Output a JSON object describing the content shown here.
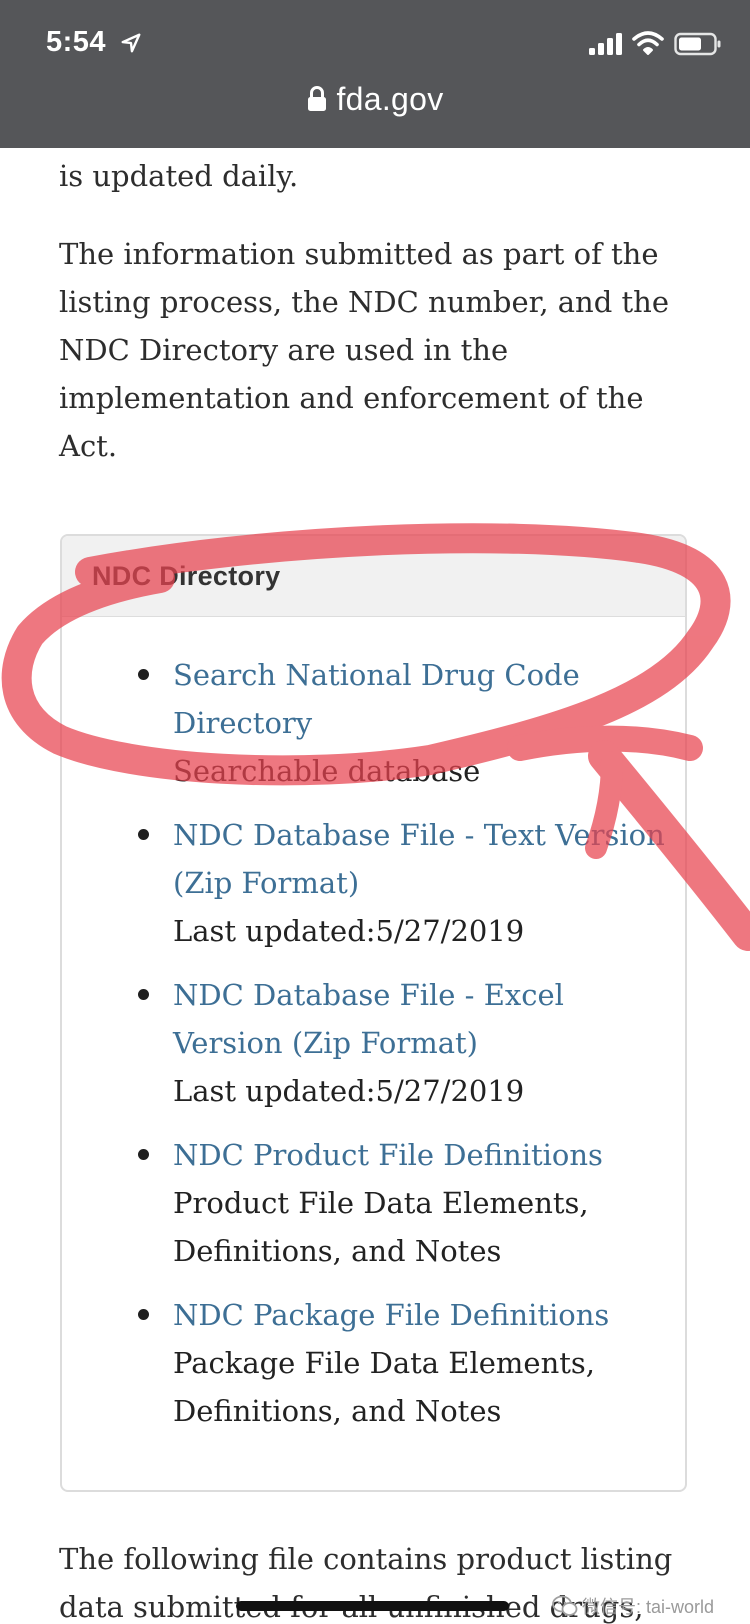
{
  "status_bar": {
    "time": "5:54",
    "icons": [
      "location-arrow-icon",
      "signal-icon",
      "wifi-icon",
      "battery-icon"
    ]
  },
  "browser": {
    "url": "fda.gov",
    "lock_icon": "lock-icon"
  },
  "content": {
    "para_top": "is updated daily.",
    "para_info": "The information submitted as part of the listing process, the NDC number, and the NDC Directory are used in the implementation and enforcement of the Act.",
    "para_bottom": "The following file contains product listing data submitted for all unfinished drugs,"
  },
  "card": {
    "title": "NDC Directory",
    "items": [
      {
        "link": "Search National Drug Code Directory",
        "desc": "Searchable database"
      },
      {
        "link": "NDC Database File - Text Version (Zip Format)",
        "desc": "Last updated:5/27/2019"
      },
      {
        "link": "NDC Database File - Excel Version (Zip Format)",
        "desc": "Last updated:5/27/2019"
      },
      {
        "link": "NDC Product File Definitions",
        "desc": "Product File Data Elements, Definitions, and Notes"
      },
      {
        "link": "NDC Package File Definitions",
        "desc": "Package File Data Elements, Definitions, and Notes"
      }
    ]
  },
  "watermark": {
    "text": "微信号: tai-world",
    "icon": "wechat-icon"
  },
  "colors": {
    "top_bar": "#555659",
    "link": "#3d6f95",
    "annotation": "#e8434f"
  }
}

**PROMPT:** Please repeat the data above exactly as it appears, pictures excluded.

**THE COMPLETED TASK:**
Output a JSON object describing the content shown here.
{
  "status_bar": {
    "time": "5:54",
    "icons": [
      "location-arrow-icon",
      "signal-icon",
      "wifi-icon",
      "battery-icon"
    ]
  },
  "browser": {
    "url": "fda.gov",
    "lock_icon": "lock-icon"
  },
  "content": {
    "para_top": "is updated daily.",
    "para_info": "The information submitted as part of the listing process, the NDC number, and the NDC Directory are used in the implementation and enforcement of the Act.",
    "para_bottom": "The following file contains product listing data submitted for all unfinished drugs,"
  },
  "card": {
    "title": "NDC Directory",
    "items": [
      {
        "link": "Search National Drug Code Directory",
        "desc": "Searchable database"
      },
      {
        "link": "NDC Database File - Text Version (Zip Format)",
        "desc": "Last updated:5/27/2019"
      },
      {
        "link": "NDC Database File - Excel Version (Zip Format)",
        "desc": "Last updated:5/27/2019"
      },
      {
        "link": "NDC Product File Definitions",
        "desc": "Product File Data Elements, Definitions, and Notes"
      },
      {
        "link": "NDC Package File Definitions",
        "desc": "Package File Data Elements, Definitions, and Notes"
      }
    ]
  },
  "watermark": {
    "text": "微信号: tai-world",
    "icon": "wechat-icon"
  },
  "colors": {
    "top_bar": "#555659",
    "link": "#3d6f95",
    "annotation": "#e8434f"
  }
}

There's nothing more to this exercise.